Now, are other major newsrooms struggling with the blind spot that is seen at The Times? Yes and no. Consider this news feature in The Washington Post focusing on the history that looms over the story that is currently dominating the headlines, the kidnapping of 234 Nigerian school girls. Here is the top of that piece:
In 2010, long before the mass killing that now engulf Nigeria began, there was a masked man hoisting an AK-47, a stack of religious books and a promise. His named was Abubakar Shekau, the leader of the Islamic group Boko Haram, and in the 25-minute video clip, he promised to annihilate all traces of Western culture and education in Africa’s most populous nation.

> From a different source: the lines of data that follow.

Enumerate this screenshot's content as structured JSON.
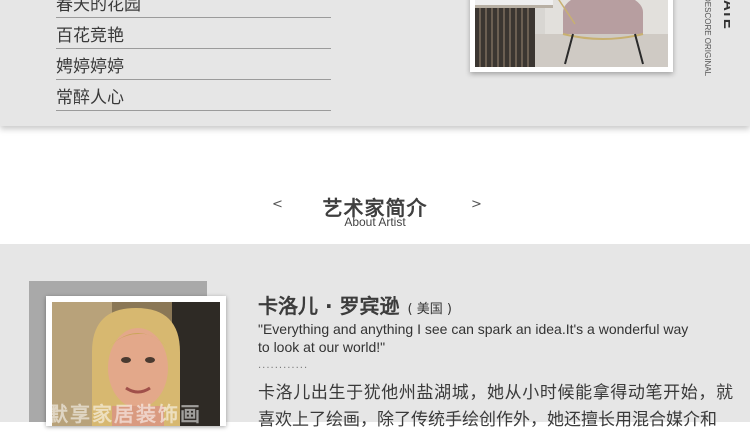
{
  "menu": {
    "items": [
      {
        "label": "春天的花园"
      },
      {
        "label": "百花竞艳"
      },
      {
        "label": "娉婷婷婷"
      },
      {
        "label": "常醉人心"
      }
    ]
  },
  "brand": {
    "vertical_text": "ATE",
    "vertical_sub": "DESCORE ORIGINAL"
  },
  "section": {
    "title": "艺术家简介",
    "subtitle": "About Artist",
    "prev_arrow": "<",
    "next_arrow": ">"
  },
  "artist": {
    "name": "卡洛儿 · 罗宾逊",
    "country": "( 美国 )",
    "quote": "\"Everything and anything I see can spark an idea.It's a wonderful way to look at our world!\"",
    "divider": "............",
    "bio": "卡洛儿出生于犹他州盐湖城，她从小时候能拿得动笔开始，就喜欢上了绘画，除了传统手绘创作外，她还擅长用混合媒介和",
    "watermark": "默享家居装饰画"
  },
  "colors": {
    "band_bg": "#e6e6e6",
    "text_dark": "#3a3a3a"
  }
}
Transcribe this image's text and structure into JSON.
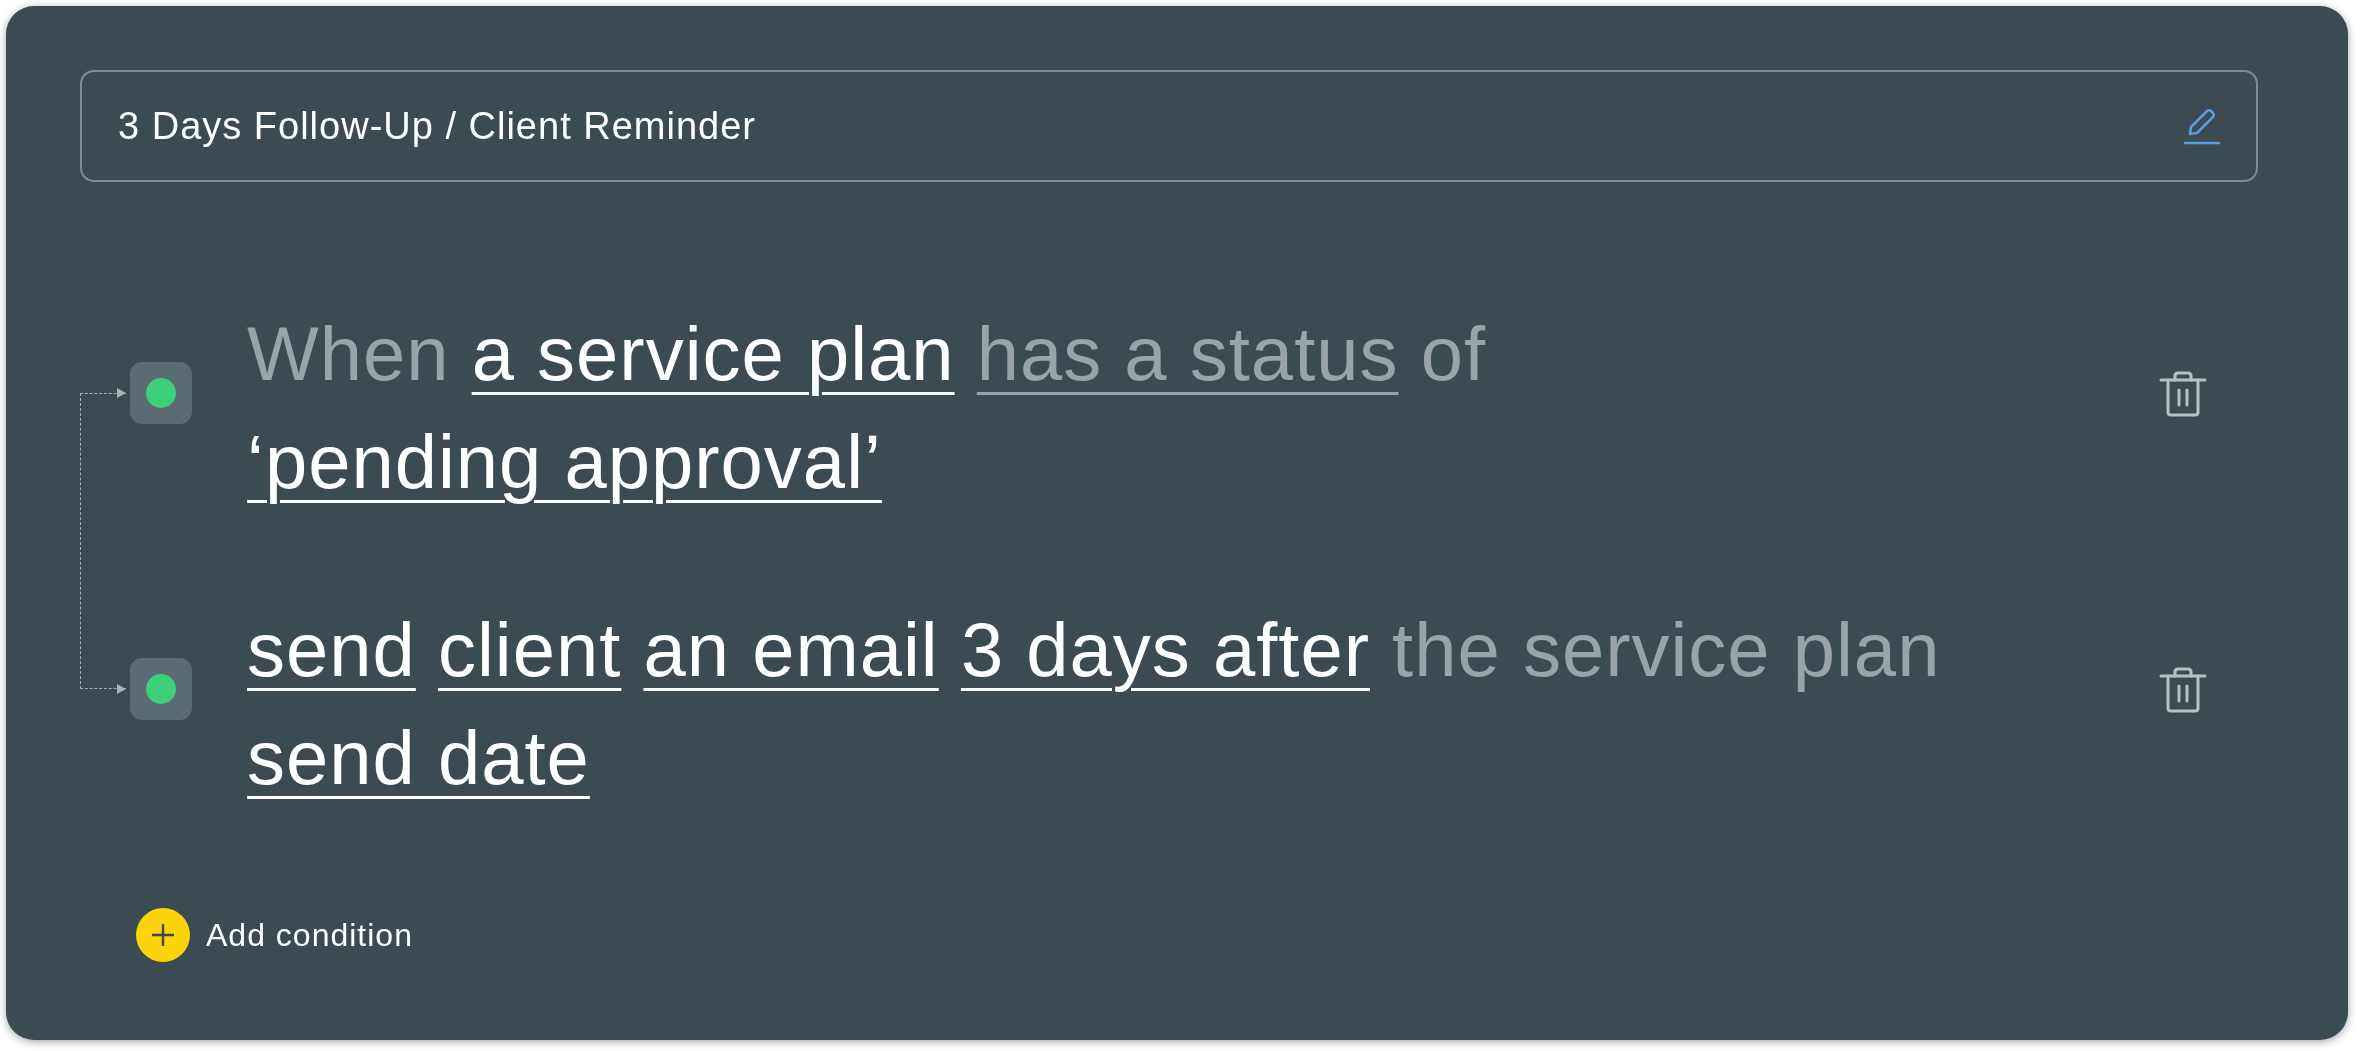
{
  "title_field": {
    "value": "3 Days Follow-Up / Client Reminder"
  },
  "conditions": [
    {
      "parts": [
        {
          "text": "When",
          "kind": "plain"
        },
        {
          "text": "a service plan",
          "kind": "token"
        },
        {
          "text": "has a status",
          "kind": "muted_token"
        },
        {
          "text": "of",
          "kind": "plain"
        },
        {
          "text": "‘pending approval’",
          "kind": "token"
        }
      ]
    },
    {
      "parts": [
        {
          "text": "send",
          "kind": "token"
        },
        {
          "text": "client",
          "kind": "token"
        },
        {
          "text": "an email",
          "kind": "token"
        },
        {
          "text": "3 days after",
          "kind": "token"
        },
        {
          "text": "the service plan",
          "kind": "plain"
        },
        {
          "text": "send date",
          "kind": "token"
        }
      ]
    }
  ],
  "add_button": {
    "label": "Add condition"
  }
}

It would start with a prison break. Two months after the video’s release, dozens of armed militants belonging to the group stormed a prison and freed 150 Boko Haram members, and 700 more inmates. Then on Christmas Eve, the group unleashed a flurry of bomb attacks in Nigeria that killed 38 Christians worshiping at church or shopping for gifts. “We will continue with our attacks on disbelievers and their allies and all those who help them,” the group said.
As the months and years passed, the number killed by Boko Haram rose inexorably.
So, to the present day. Was there a “mysterious” motive for the kidnappings at the school? The Post piece is direct and to the point:
The fact that the girls were in school speaks to the motive. The terror group, which has not claimed responsibility for the abductions, has roots in an anti-education ideology. Its disdain for an education model left behind by Britain is manifested both in the translation of the group’s name — “Western education is sinful” — and its terror attacks.
The group rose out of the aftermath of the Sept. 11, 2001, attacks on the United States. A 30-year-old man named Muhammad Yusuf, who blamed British pedagogy for all the country’s problems, founded the group that would become Boko Haram in northern Nigeria. According to Mathieu Guidere, a professor of Islamic studies at the University of Toulouse, the young leader introduced a Taliban-inspired model of teaching that rejected Darwin, among other thinkers, in favor of so-called Koranic sciences. The schools lured the unemployed, the impoverished, the students who had flunked out of government universities.
Preaching the necessity of Sharia law, the group grew in number and ferocity after Yusuf’s death in 2009.
Now, was that hard? The motive isn’t mysterious at all. It shows up over and over in Boko Haram’s actions and pronouncements. It’s right there in the history.
So what is so mysterious about all of this. I’ll keep asking.